In 2014, House Republicans sued the Obama administration over the constitutionality of the cost-sharing reduction payments, which had not been appropriated by Congress. The lawmakers won the lawsuit, and the Obama administration appealed it. Late last year, with a new administration on the other end of the suit, the House sought to pause the proceedings -- with a deadline for a status update in late May.
The Trump administration and House lawmakers have to report to the judge this spring. If the Trump administration drops the appeal, it would mean the subsidies would stop being paid -- a huge blow to the marketplaces and millions of people. If lawmakers wanted the payments to continue, they would have to find a way to fund them. One opportunity for that is coming up fast, the continuing resolution that must be passed by April 28. If the Trump administration continues the lawsuit, it will be in the odd position of fighting its own party.
"We're working with the Trump administration and evaluating the options in front of us," AshLee Strong, a spokeswoman for House Speaker Paul Ryan (R-Wis.) said in an e-mail.
In the interim, it has been the status quo: The cost-sharing reduction payments are being made each month. Lobbyists for the insurance industry are meeting with lawmakers to pressure them to continue funding cost-sharing reductions.

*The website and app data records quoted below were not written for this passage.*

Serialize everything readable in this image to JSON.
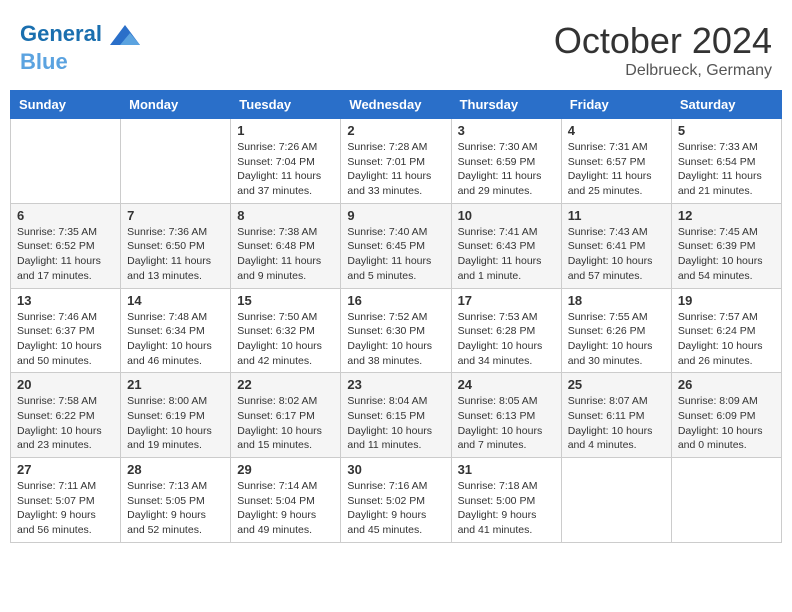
{
  "header": {
    "logo_line1": "General",
    "logo_line2": "Blue",
    "month": "October 2024",
    "location": "Delbrueck, Germany"
  },
  "days_of_week": [
    "Sunday",
    "Monday",
    "Tuesday",
    "Wednesday",
    "Thursday",
    "Friday",
    "Saturday"
  ],
  "weeks": [
    [
      {
        "day": "",
        "content": ""
      },
      {
        "day": "",
        "content": ""
      },
      {
        "day": "1",
        "content": "Sunrise: 7:26 AM\nSunset: 7:04 PM\nDaylight: 11 hours and 37 minutes."
      },
      {
        "day": "2",
        "content": "Sunrise: 7:28 AM\nSunset: 7:01 PM\nDaylight: 11 hours and 33 minutes."
      },
      {
        "day": "3",
        "content": "Sunrise: 7:30 AM\nSunset: 6:59 PM\nDaylight: 11 hours and 29 minutes."
      },
      {
        "day": "4",
        "content": "Sunrise: 7:31 AM\nSunset: 6:57 PM\nDaylight: 11 hours and 25 minutes."
      },
      {
        "day": "5",
        "content": "Sunrise: 7:33 AM\nSunset: 6:54 PM\nDaylight: 11 hours and 21 minutes."
      }
    ],
    [
      {
        "day": "6",
        "content": "Sunrise: 7:35 AM\nSunset: 6:52 PM\nDaylight: 11 hours and 17 minutes."
      },
      {
        "day": "7",
        "content": "Sunrise: 7:36 AM\nSunset: 6:50 PM\nDaylight: 11 hours and 13 minutes."
      },
      {
        "day": "8",
        "content": "Sunrise: 7:38 AM\nSunset: 6:48 PM\nDaylight: 11 hours and 9 minutes."
      },
      {
        "day": "9",
        "content": "Sunrise: 7:40 AM\nSunset: 6:45 PM\nDaylight: 11 hours and 5 minutes."
      },
      {
        "day": "10",
        "content": "Sunrise: 7:41 AM\nSunset: 6:43 PM\nDaylight: 11 hours and 1 minute."
      },
      {
        "day": "11",
        "content": "Sunrise: 7:43 AM\nSunset: 6:41 PM\nDaylight: 10 hours and 57 minutes."
      },
      {
        "day": "12",
        "content": "Sunrise: 7:45 AM\nSunset: 6:39 PM\nDaylight: 10 hours and 54 minutes."
      }
    ],
    [
      {
        "day": "13",
        "content": "Sunrise: 7:46 AM\nSunset: 6:37 PM\nDaylight: 10 hours and 50 minutes."
      },
      {
        "day": "14",
        "content": "Sunrise: 7:48 AM\nSunset: 6:34 PM\nDaylight: 10 hours and 46 minutes."
      },
      {
        "day": "15",
        "content": "Sunrise: 7:50 AM\nSunset: 6:32 PM\nDaylight: 10 hours and 42 minutes."
      },
      {
        "day": "16",
        "content": "Sunrise: 7:52 AM\nSunset: 6:30 PM\nDaylight: 10 hours and 38 minutes."
      },
      {
        "day": "17",
        "content": "Sunrise: 7:53 AM\nSunset: 6:28 PM\nDaylight: 10 hours and 34 minutes."
      },
      {
        "day": "18",
        "content": "Sunrise: 7:55 AM\nSunset: 6:26 PM\nDaylight: 10 hours and 30 minutes."
      },
      {
        "day": "19",
        "content": "Sunrise: 7:57 AM\nSunset: 6:24 PM\nDaylight: 10 hours and 26 minutes."
      }
    ],
    [
      {
        "day": "20",
        "content": "Sunrise: 7:58 AM\nSunset: 6:22 PM\nDaylight: 10 hours and 23 minutes."
      },
      {
        "day": "21",
        "content": "Sunrise: 8:00 AM\nSunset: 6:19 PM\nDaylight: 10 hours and 19 minutes."
      },
      {
        "day": "22",
        "content": "Sunrise: 8:02 AM\nSunset: 6:17 PM\nDaylight: 10 hours and 15 minutes."
      },
      {
        "day": "23",
        "content": "Sunrise: 8:04 AM\nSunset: 6:15 PM\nDaylight: 10 hours and 11 minutes."
      },
      {
        "day": "24",
        "content": "Sunrise: 8:05 AM\nSunset: 6:13 PM\nDaylight: 10 hours and 7 minutes."
      },
      {
        "day": "25",
        "content": "Sunrise: 8:07 AM\nSunset: 6:11 PM\nDaylight: 10 hours and 4 minutes."
      },
      {
        "day": "26",
        "content": "Sunrise: 8:09 AM\nSunset: 6:09 PM\nDaylight: 10 hours and 0 minutes."
      }
    ],
    [
      {
        "day": "27",
        "content": "Sunrise: 7:11 AM\nSunset: 5:07 PM\nDaylight: 9 hours and 56 minutes."
      },
      {
        "day": "28",
        "content": "Sunrise: 7:13 AM\nSunset: 5:05 PM\nDaylight: 9 hours and 52 minutes."
      },
      {
        "day": "29",
        "content": "Sunrise: 7:14 AM\nSunset: 5:04 PM\nDaylight: 9 hours and 49 minutes."
      },
      {
        "day": "30",
        "content": "Sunrise: 7:16 AM\nSunset: 5:02 PM\nDaylight: 9 hours and 45 minutes."
      },
      {
        "day": "31",
        "content": "Sunrise: 7:18 AM\nSunset: 5:00 PM\nDaylight: 9 hours and 41 minutes."
      },
      {
        "day": "",
        "content": ""
      },
      {
        "day": "",
        "content": ""
      }
    ]
  ]
}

"Our hope is that there is a mechanism for continued funding for cost-sharing reductions, that happens regardless of the lawsuit, because this is what makes sense for the Americans we’re serving, for the American people," said Kristine Grow, a spokeswoman for America's Health Insurance Plans. "But that is a deadline that we are keeping in mind as we’re having conversations with policymakers."
Mario Molina, chief executive of Molina Healthcare, predicted that if the cost-sharing reductions are not funded, it could result in premium increases on the order of 10 to 12 percent.
"They could stop funding those as early as May this year," Molina said.
June 21: Decision day for insurers
While all this uncertainty swirls, health insurers must decide -- soon -- whether to make rate filings to sell insurance in 2018. The deadline varies by state, but for those that have marketplaces run by the federal government, it is June 21. Filing doesn't mean that insurers will participate; they'll have months more to negotiate and could still drop out. But it's the first step toward offering plans in 2018 and should provide a signal about what the marketplaces are likely to look like.
That's putting insurance commissioners on alert. John Doak, the insurance commissioner for Oklahoma, which has only a single insurer offering plans in its marketplace this year, says he's watching the calendar closely -- about a month and a half from deadline.
"We know the playing field is not changing; it’s going to remain the same. We’re going to be anticipating and watching those releases and dates," Doak said.
Some insurers have already made up their minds: Humana announced earlier this year that it would exit the marketplaces where it sold individual plans for 2018. Most have been more cagey. Aetna already exited all but four of the states where it offered plans on the exchanges, and its chief executive described the marketplaces as being in a "death spiral" at a Wall Street Journal event in February, without specifying whether his company would remain in the business for 2018. Molina, which has about a million members in the state exchanges, has said it will evaluate its participation, depending on what actions the administration and Congress take.
Ironically, while the GOP health-care bill was criticized by many health-care industries, it contained provisions that would have helped insurers, including a repeal of the health insurer tax and a risk stabilization fund that could have been used to help buoy insurers.
"We expect [marketplace] health insurers will continue to flee the marketplaces in 2018 or raise premiums significantly as they will no longer enjoy the substantial risk stabilization fund proposed by the American Health Care Act, destabilizing and shrinking the marketplaces," Leerink Partners analyst Ana Gupte wrote in a research note.